One major difference between the two is that Freddie Mac routinely provides 35-year amortization, while Fannie Mae won’t consider 35-year terms as much as it once did.
Lender spreads on unfunded forward commitments for 9 percent tax credit deals from the agencies are about 380 basis points (bps) over the yield on the 10-year Treasury, for an all-in rate of about 7.6 percent. Funded forward commitments are being quoted at about 75 bps less, closer to 7 percent, as of early November.
But quotes are not holding for very long these days. “Spreads are changing by the minute,” said Phil Melton, senior vice president at Grandbridge Real Estate Capital.
Tax-exempt bond deals are having the roughest time. Fannie Mae is not actively quoting floating-rate bond transactions, unable to figure out how to price them due to the volatility in the bond markets. The lenders still doing bond transactions are quoting them at pretty high rates, though. “For tax-exempt bonds, the all-in rates are around 7.5 percent, and there are not a lot of transactions that will work at that level,” said Melton.
Freddie Mac has made some moves recently to expedite its processing of affordable housing transactions, noted Tom Booher, executive vice president at PNC MultiFamily Capital. Freddie Mac has moved to a delegated risk-share program, recently announcing that all of its affordable housing deals must be done through the delegated model.
While only three companies, PNC, Wachovia, and Centerline, enjoy fully delegated status, five other lenders are close to graduating from the pilot phase. By graduating to fully delegated status, companies can originate Freddie Mac loans more quickly and with more certainty than it could under the former “prior approval” process.
The Federal Housing Administration (FHA) has also become a viable source of financing for tax credit developers thanks to some sweeping changes recently made to its multifamily programs.
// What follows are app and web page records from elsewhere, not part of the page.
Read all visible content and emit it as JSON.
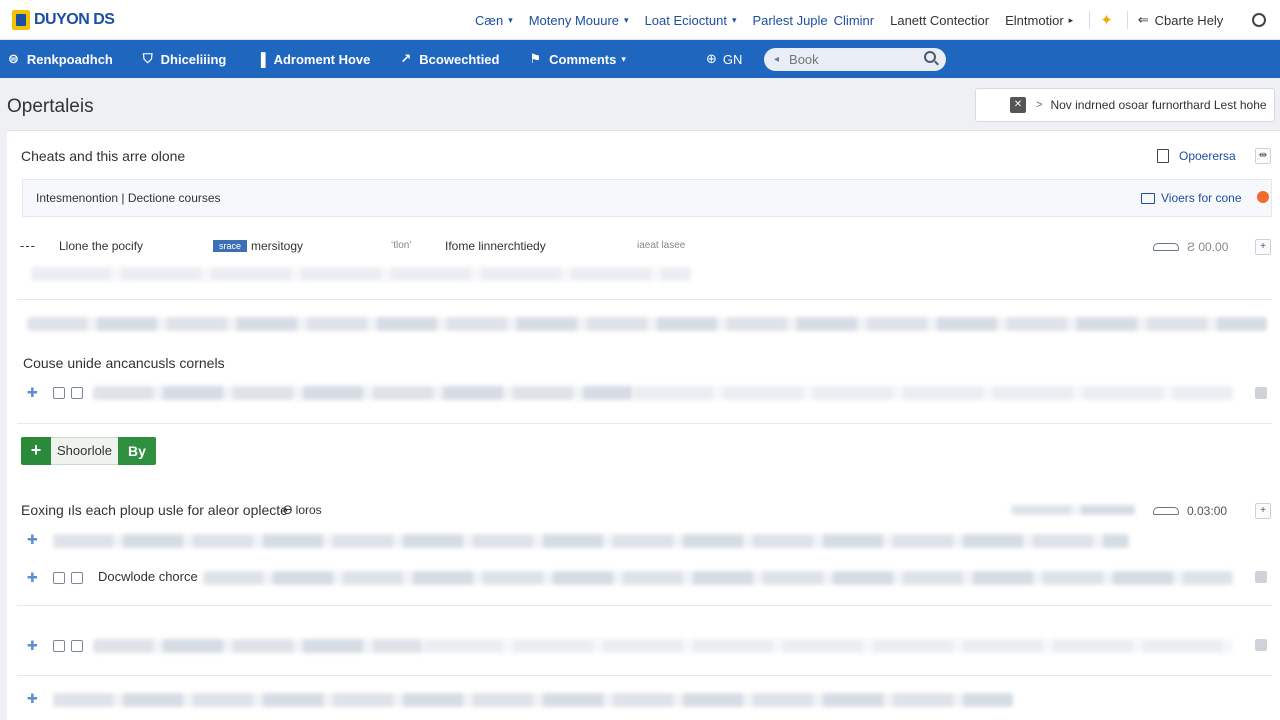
{
  "header": {
    "logo_text": "DUYON DS",
    "nav": [
      {
        "label": "Cæn",
        "caret": "▾"
      },
      {
        "label": "Moteny Mouure",
        "caret": "▾"
      },
      {
        "label": "Loat Ecioctunt",
        "caret": "▾"
      },
      {
        "label": "Parlest Juple"
      },
      {
        "label": "Climinr"
      }
    ],
    "nav_dark": [
      {
        "label": "Lanett Contectior"
      },
      {
        "label": "Elntmotior",
        "caret": "▸"
      }
    ],
    "fav_icon": "star-icon",
    "help_label": "Cbarte Hely",
    "help_back": "⇐"
  },
  "navbar": {
    "items": [
      {
        "icon": "⊜",
        "label": "Renkpoadhch"
      },
      {
        "icon": "⛉",
        "label": "Dhiceliiing"
      },
      {
        "icon": "▐",
        "label": "Adroment Hove"
      },
      {
        "icon": "↗",
        "label": "Bcowechtied"
      },
      {
        "icon": "⚑",
        "label": "Comments",
        "caret": "▾"
      }
    ],
    "lang_icon": "⊕",
    "lang_label": "GN",
    "search_placeholder": "Book",
    "search_caret": "◂"
  },
  "page": {
    "title": "Opertaleis",
    "notice_close": "✕",
    "notice_chev": ">",
    "notice_text": "Nov indrned osoar furnorthard Lest hohe"
  },
  "panel": {
    "section1_title": "Cheats and this arre olone",
    "options_label": "Opoerersa",
    "options_btn": "⇹",
    "info_text": "Intesmenontion | Dectione courses",
    "info_link": "Vioers for cone",
    "row1": {
      "dash": "---",
      "col1": "Llone the pocify",
      "tag": "srace",
      "col2": "mersitogy",
      "col3_small": "ʻtlonʻ",
      "col4": "Ifome linnerchtiedy",
      "col5_small": "iaeat lasee",
      "price": "Ƨ 00.00",
      "btn": "+"
    },
    "section2_title": "Couse unide ancancusls cornels",
    "add_plus": "+",
    "add_label": "Shoorlole",
    "add_by": "By",
    "section3_title": "Eoxing ıls each ploup usle for aleor oplecte",
    "section3_tag": "Ɵ loros",
    "section3_price": "0.03:00",
    "section3_btn": "+",
    "row_docs": "Docwlode chorce"
  }
}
The changes should speed up deal cycle times significantly and remove many barriers that forced affordable housing developers to avoid the FHA for more on those changes, visit www.housingfinance.com/ahf/articles/2008/nov/1108-finance.htm.
There’s a lot to love about the FHA’s programs, especially as the market for construction financing has all but dried up, noted Carolyn McMullen, who runs the Midwest region for FHA lender Prudential Huntoon Paige. The FHA’s Sec. 221(d)(4) program, a construction-to-permanent loan, is nonrecourse, features 40-year amortization, and 1.11x DSCR.
“FHA is the greatest money out there, but it’s a difficult process,” said Jim Sari, CEO of affordable housing developer The Landmark Group. “They’ve got 40-year, 1.11x money, and they can’t give it away, so that tells you they’ve had an underwriting problem. I’m hopeful the new changes will help.”
Sec. 221(d)(4) loans were being quoted in the 7 percent to 7.3 percent range in early November. That figure doesn’t take into account the additional mortgage insurance premium, which raises the rate by about 45 bps.
Other forms of capital available to developers are drying up. Some states facing budget shortfalls are seeing smaller housing trust funds. And the Federal Home Loan Banks’ Affordable Housing Program, a fund tied to the profits of member banks, has significantly diminished in the last year.